Trying to put a finger on a where a band’s name came from is always fun (is Blue Oyster Cult an anagram of Cully Stout Beer, as Pearlman has suggested?), but the big charge is in the music, and Blue Oyster Cult, another veteran touring band, pours out the voltage with songs like “(Don’t Fear) the Reaper,” “Godzilla,” and Burnin’ for You.” (7 p.m.; $37.75, $44.75, $59.75, $74.75, $89.75; thundervalleyresort.com)
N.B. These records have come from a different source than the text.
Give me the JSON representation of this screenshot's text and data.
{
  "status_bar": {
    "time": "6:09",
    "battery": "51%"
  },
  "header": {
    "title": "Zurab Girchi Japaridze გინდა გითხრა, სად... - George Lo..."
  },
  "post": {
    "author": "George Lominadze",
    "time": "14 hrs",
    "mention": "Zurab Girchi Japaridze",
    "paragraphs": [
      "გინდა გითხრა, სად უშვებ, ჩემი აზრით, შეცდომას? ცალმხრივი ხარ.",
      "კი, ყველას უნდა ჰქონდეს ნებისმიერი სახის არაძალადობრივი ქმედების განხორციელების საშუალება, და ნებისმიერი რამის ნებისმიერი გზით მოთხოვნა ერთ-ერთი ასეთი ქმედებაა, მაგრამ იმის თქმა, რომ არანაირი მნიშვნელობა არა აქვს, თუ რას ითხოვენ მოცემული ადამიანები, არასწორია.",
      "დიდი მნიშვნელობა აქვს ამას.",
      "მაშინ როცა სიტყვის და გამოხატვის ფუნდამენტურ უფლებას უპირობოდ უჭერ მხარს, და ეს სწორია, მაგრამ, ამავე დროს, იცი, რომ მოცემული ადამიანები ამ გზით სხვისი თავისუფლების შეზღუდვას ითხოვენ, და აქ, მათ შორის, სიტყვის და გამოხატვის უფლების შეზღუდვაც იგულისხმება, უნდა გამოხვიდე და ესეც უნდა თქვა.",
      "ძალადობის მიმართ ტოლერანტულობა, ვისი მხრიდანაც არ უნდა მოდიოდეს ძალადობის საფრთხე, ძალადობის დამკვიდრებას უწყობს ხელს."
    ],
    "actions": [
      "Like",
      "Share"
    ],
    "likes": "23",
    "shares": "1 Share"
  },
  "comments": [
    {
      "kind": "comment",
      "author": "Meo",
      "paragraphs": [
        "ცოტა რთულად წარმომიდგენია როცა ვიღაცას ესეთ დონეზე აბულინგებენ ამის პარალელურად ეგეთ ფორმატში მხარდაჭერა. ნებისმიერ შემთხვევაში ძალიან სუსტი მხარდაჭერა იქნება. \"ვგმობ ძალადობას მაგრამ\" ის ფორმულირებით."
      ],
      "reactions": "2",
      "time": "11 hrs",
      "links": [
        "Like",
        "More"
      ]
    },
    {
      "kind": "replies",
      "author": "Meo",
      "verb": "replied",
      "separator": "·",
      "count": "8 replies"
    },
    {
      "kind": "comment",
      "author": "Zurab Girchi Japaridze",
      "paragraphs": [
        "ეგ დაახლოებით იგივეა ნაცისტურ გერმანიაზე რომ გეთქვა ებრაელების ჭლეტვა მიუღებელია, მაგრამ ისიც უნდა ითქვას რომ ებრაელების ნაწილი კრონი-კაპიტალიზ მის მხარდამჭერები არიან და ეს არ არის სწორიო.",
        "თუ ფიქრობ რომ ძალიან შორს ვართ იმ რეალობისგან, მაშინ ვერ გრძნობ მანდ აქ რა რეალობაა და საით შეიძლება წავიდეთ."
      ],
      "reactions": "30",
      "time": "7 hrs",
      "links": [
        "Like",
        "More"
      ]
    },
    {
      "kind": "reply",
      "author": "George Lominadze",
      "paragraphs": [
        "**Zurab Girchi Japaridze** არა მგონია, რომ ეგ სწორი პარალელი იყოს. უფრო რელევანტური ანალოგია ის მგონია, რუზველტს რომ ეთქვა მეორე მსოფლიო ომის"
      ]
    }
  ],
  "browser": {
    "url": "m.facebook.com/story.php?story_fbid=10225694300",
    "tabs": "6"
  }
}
Would there ever have been a “Proud Mary” if Creedence Clearwater Revival had been named Gossamer Wump as originally suggested? Thankfully, they went for CCR. Their Creedence Clearwater Revisited incarnation – Stu Cook and Doug Clifford without John Fogerty – also makes the trip Thunder Valley, teaming with 38 Special (“Hold on Loosely,” “Caught up in You”) Saturday for a Southern Rock feast. (7 p.m.; $27.75, $39.75, $52.75, $64.75, $79.75)